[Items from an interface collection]
= Beginning of Section =

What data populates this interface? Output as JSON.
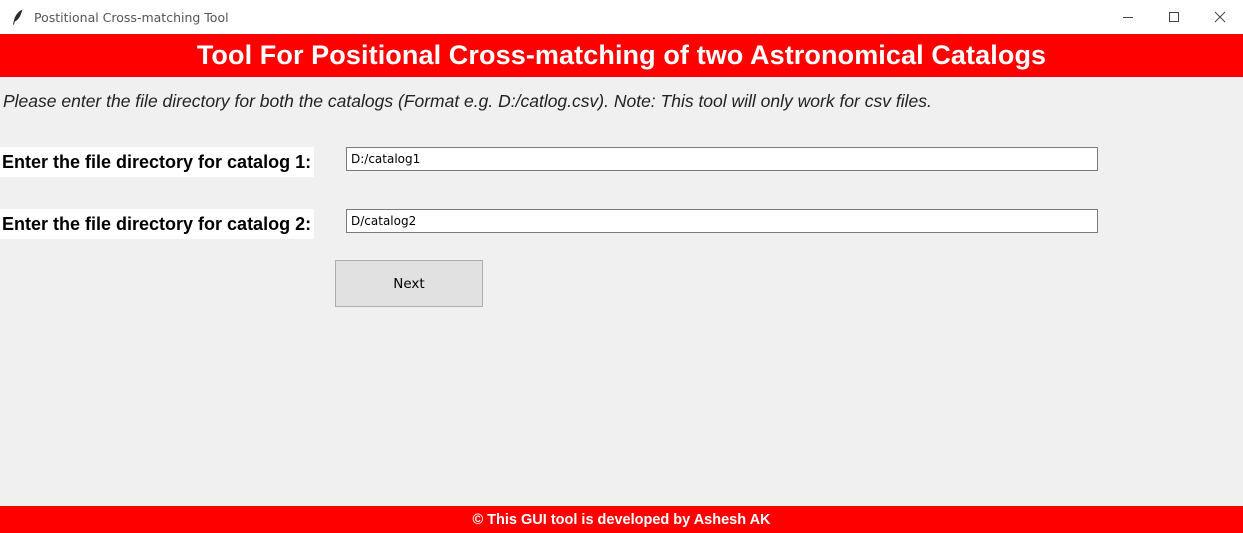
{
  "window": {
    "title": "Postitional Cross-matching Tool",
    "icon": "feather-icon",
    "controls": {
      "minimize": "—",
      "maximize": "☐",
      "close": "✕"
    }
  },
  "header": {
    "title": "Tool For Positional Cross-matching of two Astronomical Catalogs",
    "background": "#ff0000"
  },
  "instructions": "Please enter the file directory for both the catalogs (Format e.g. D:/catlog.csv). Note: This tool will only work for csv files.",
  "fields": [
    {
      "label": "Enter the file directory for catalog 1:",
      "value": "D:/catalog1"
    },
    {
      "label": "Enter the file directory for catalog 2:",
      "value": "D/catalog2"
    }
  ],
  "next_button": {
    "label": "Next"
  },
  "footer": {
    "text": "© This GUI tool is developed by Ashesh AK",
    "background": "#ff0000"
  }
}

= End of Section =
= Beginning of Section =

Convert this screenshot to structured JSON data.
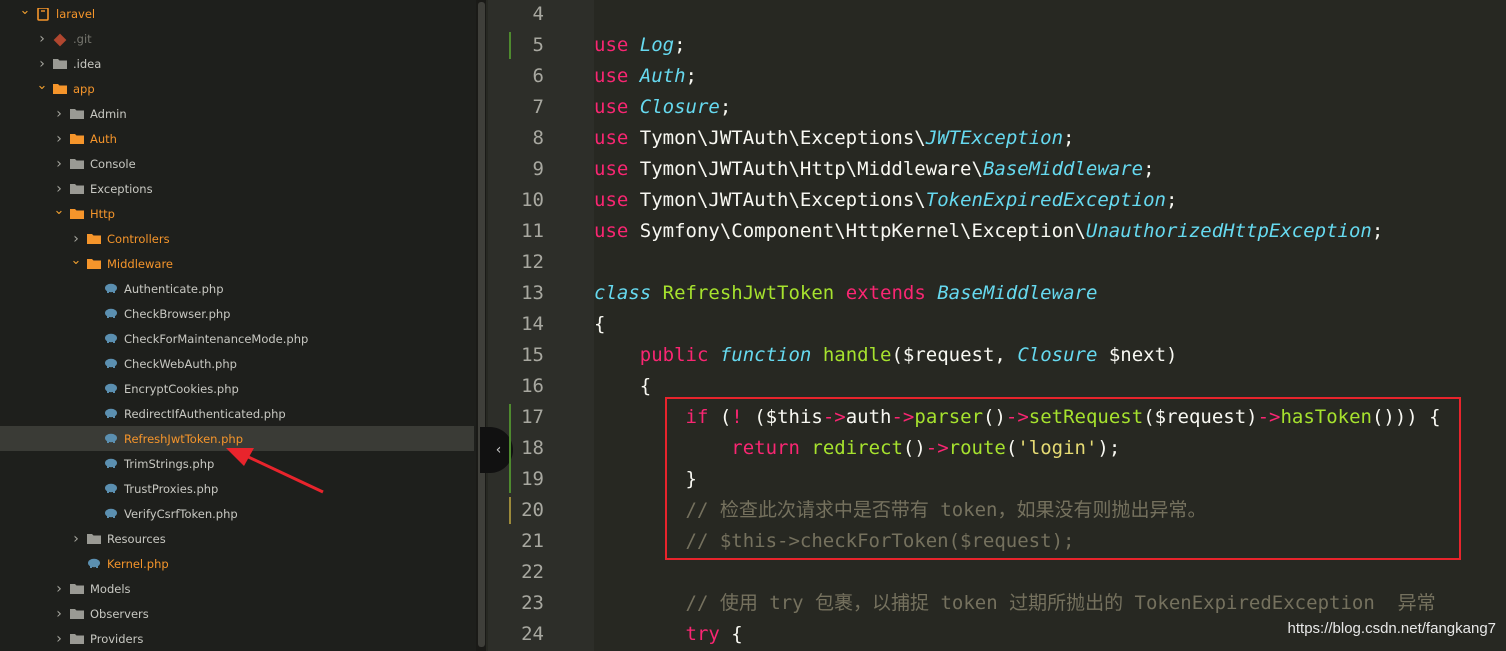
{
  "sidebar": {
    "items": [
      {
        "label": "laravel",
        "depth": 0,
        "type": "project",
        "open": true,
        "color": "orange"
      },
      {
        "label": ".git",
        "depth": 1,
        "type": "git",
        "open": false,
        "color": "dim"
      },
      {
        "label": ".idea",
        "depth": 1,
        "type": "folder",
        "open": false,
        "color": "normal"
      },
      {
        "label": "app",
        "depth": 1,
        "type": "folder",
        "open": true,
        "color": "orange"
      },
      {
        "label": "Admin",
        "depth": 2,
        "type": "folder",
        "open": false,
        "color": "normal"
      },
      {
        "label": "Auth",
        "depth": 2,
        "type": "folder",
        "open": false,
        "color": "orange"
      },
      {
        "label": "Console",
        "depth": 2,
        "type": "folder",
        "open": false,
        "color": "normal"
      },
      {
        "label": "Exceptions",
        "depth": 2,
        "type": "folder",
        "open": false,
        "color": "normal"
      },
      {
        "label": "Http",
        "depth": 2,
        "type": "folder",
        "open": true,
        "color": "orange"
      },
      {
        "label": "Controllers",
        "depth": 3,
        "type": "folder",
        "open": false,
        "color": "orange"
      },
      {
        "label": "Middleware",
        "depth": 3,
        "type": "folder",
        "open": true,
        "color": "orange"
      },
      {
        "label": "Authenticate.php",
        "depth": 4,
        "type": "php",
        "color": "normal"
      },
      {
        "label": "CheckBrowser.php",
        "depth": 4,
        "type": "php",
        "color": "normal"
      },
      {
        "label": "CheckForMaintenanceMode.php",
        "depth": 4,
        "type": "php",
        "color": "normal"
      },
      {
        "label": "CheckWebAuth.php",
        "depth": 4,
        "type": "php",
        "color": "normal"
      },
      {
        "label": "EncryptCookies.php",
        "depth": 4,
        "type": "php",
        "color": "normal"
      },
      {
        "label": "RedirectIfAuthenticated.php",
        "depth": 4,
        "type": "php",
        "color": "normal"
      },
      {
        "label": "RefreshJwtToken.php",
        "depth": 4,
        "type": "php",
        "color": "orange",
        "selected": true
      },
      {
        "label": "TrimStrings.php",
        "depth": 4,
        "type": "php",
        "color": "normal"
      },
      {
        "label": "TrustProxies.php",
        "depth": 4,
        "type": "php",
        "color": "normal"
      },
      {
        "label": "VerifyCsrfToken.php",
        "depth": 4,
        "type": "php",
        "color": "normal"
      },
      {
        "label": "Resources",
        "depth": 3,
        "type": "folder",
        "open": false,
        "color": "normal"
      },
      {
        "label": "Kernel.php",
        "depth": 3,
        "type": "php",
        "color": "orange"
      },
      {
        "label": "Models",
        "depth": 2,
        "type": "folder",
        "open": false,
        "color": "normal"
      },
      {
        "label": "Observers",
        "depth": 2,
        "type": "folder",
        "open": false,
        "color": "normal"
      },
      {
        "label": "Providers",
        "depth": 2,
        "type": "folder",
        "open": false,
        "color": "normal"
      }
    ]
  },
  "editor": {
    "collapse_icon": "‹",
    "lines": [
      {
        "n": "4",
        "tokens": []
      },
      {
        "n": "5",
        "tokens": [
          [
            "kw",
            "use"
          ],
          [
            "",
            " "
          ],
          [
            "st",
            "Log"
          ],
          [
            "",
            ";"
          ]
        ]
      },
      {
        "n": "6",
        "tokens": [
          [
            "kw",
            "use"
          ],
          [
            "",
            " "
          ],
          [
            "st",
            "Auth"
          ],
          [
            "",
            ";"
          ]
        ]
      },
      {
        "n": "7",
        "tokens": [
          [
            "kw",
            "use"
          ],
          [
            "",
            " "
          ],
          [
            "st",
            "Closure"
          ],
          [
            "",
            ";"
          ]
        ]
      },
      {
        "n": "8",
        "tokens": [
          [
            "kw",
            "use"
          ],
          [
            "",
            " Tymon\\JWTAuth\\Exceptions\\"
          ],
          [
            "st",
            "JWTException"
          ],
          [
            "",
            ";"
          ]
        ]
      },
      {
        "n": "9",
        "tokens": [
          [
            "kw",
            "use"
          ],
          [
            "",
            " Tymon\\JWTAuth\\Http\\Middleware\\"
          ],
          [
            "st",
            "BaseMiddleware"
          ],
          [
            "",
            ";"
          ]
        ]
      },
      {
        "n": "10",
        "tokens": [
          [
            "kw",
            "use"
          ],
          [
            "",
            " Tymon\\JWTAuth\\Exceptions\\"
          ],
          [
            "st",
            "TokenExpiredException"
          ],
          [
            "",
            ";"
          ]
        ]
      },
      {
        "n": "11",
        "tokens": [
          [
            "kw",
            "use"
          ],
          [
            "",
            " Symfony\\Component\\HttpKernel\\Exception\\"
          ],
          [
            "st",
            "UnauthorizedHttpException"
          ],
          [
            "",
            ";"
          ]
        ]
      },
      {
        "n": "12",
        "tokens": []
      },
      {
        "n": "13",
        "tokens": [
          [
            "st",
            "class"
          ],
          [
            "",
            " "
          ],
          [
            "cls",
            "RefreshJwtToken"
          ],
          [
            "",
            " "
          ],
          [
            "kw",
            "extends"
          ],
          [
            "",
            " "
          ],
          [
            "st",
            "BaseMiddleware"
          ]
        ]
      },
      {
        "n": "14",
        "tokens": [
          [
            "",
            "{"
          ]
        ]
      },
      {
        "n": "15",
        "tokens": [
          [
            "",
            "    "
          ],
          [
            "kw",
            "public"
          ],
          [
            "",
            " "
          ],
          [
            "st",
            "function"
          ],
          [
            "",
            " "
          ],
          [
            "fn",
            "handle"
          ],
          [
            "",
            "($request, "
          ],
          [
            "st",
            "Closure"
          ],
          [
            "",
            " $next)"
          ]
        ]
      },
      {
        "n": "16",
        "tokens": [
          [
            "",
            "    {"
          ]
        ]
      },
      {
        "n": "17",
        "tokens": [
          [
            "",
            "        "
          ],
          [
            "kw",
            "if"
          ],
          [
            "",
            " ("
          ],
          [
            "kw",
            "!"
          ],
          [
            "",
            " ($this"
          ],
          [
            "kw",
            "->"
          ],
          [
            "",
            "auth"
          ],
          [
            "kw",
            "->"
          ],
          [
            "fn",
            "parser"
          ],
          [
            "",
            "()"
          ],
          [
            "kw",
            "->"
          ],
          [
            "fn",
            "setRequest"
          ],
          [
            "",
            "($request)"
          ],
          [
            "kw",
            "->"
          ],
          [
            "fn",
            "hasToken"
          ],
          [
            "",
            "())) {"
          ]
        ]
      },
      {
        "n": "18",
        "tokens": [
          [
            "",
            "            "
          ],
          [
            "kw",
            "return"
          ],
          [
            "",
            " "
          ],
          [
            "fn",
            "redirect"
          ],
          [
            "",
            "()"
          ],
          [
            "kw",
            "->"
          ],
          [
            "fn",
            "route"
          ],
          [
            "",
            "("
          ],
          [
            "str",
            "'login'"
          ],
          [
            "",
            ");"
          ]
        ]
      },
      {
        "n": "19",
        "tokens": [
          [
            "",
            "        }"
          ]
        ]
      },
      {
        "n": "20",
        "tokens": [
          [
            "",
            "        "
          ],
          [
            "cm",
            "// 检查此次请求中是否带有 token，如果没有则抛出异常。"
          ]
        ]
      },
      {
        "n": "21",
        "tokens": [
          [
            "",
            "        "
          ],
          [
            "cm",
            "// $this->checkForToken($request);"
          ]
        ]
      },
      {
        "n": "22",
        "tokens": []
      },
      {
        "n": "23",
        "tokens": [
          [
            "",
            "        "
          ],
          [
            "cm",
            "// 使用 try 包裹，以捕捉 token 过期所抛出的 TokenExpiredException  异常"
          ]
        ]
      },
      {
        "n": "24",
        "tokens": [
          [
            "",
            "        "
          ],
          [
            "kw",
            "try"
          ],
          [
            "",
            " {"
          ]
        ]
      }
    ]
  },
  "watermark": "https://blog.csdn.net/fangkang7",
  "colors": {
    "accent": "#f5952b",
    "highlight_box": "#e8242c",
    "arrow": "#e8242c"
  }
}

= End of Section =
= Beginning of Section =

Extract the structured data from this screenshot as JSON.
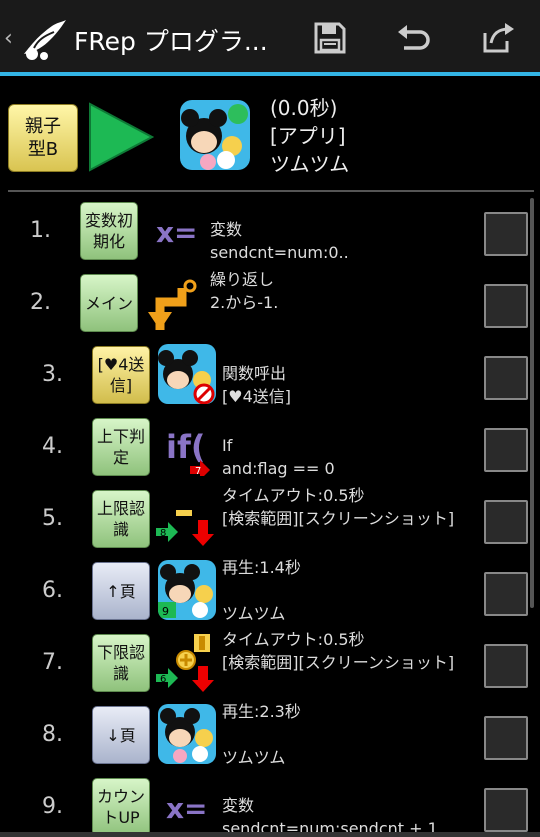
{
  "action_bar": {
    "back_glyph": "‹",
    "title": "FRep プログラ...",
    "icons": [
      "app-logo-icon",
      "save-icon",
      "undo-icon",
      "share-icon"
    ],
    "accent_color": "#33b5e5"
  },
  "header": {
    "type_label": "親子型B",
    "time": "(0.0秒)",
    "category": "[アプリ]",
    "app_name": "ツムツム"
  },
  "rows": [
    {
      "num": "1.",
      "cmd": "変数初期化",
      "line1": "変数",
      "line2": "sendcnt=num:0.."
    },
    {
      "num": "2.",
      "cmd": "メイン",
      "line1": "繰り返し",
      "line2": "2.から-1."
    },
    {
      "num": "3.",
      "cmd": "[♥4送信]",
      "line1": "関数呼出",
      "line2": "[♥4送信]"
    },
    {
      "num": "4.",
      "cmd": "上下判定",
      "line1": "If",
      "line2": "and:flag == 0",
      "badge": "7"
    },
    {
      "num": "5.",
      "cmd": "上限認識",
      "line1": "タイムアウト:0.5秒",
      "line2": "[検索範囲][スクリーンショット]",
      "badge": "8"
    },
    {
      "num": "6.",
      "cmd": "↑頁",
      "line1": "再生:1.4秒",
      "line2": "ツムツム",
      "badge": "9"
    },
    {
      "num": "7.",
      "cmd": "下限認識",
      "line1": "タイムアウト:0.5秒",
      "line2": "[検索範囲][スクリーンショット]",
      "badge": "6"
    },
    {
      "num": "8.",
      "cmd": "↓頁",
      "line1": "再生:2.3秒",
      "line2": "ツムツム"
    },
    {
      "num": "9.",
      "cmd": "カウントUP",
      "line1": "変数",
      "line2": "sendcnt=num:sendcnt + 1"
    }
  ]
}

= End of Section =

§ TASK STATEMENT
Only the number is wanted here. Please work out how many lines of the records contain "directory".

§ RESPONSE FOR THIS EXERCISE
3